US signs defence cooperation agreement to move troops from Germany to Poland
The US sealed a defence cooperation deal with Polish officials that will pave the way for the redeployment of American troops from Germany to Poland.
"This is going to be an extended guarantee: a guarantee that in case of a threat our soldiers are going to stand arm-in-arm," Poland's President Andrzej Duda said during the signing ceremony.
“It will also serve to increase the security of other countries in our part of Europe,” Duda said.
US Secretary of State Mike Pompeo is in Warsaw after visiting four nations in central and eastern Europe.
The US and Poland have "proudly executed" this defence agreement and it "paves the way" for an additional 1,000 troops on top of the 4,500 already present, Pompeo said at a later press conference.
Pompeo called the deal "an important strategic move" for the United States.
"The presence of American troops in Poland enhances our deterrence potential because we are closer to the potential source of conflict," said Polish foreign minister Jacek Czaputowicz. He added that the presence of US troops in Poland was important to Polish security.

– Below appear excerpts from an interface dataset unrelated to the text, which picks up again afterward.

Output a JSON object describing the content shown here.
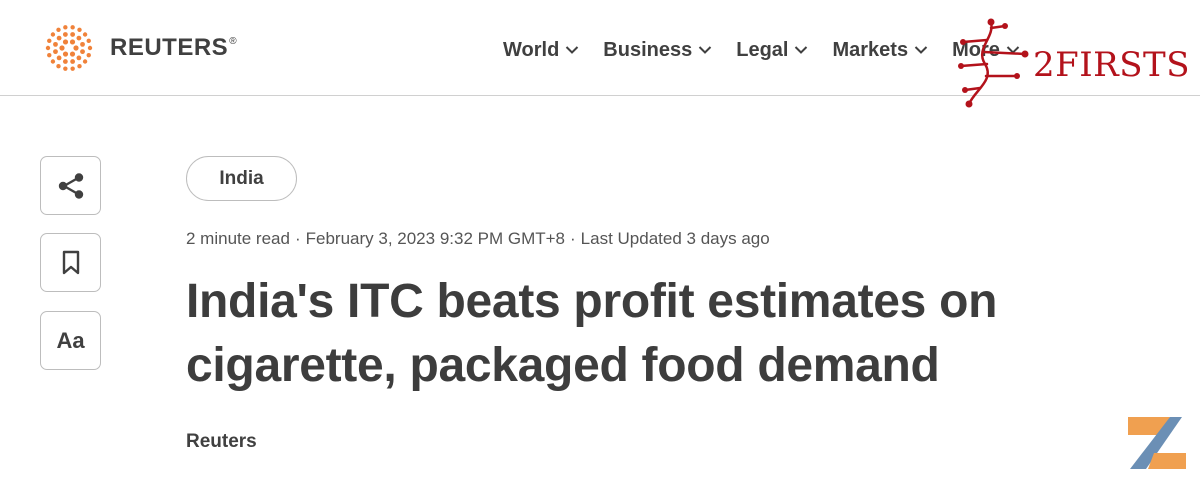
{
  "brand": {
    "name": "REUTERS",
    "registered": "®",
    "accent_color": "#f0823a"
  },
  "nav": {
    "items": [
      {
        "label": "World",
        "icon": "chevron-down-icon"
      },
      {
        "label": "Business",
        "icon": "chevron-down-icon"
      },
      {
        "label": "Legal",
        "icon": "chevron-down-icon"
      },
      {
        "label": "Markets",
        "icon": "chevron-down-icon"
      },
      {
        "label": "More",
        "icon": "chevron-down-icon"
      }
    ]
  },
  "watermark": {
    "text": "2FIRSTS",
    "color": "#b3121b"
  },
  "rail": {
    "share_icon": "share-icon",
    "bookmark_icon": "bookmark-icon",
    "text_size_label": "Aa"
  },
  "article": {
    "tag": "India",
    "read_time": "2 minute read",
    "published": "February 3, 2023 9:32 PM GMT+8",
    "updated": "Last Updated 3 days ago",
    "separator": "·",
    "headline": "India's ITC beats profit estimates on cigarette, packaged food demand",
    "byline": "Reuters"
  },
  "corner_logo": {
    "icon": "z-logo-icon",
    "colors": [
      "#f0a050",
      "#6b8fb5"
    ]
  }
}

The new deal comes after the US announced plans to pull nearly 12,000 soldiers out of Germany. About 5,400 troops will be deployed elsewhere in Europe including in Poland. Some 6,400 will return home.
US President Donald Trump has long complained that Germany does not spend the NATO target of 2% of its GDP on defence and that it was taking "advantage" of the US.
The US European Command was first created in 1952 and at the height of the Cold War there were more than 400,000 US troops stationed in Europe.
The collapse of the Soviet Union led to a gradual withdrawal of American troops.
Pompeo also visited the Tomb of the Unknown Soldier with Polish officials to mark the centennial of Poland’s landmark victory against the Russian Bolsheviks in 1920 during the Polish-Soviet war.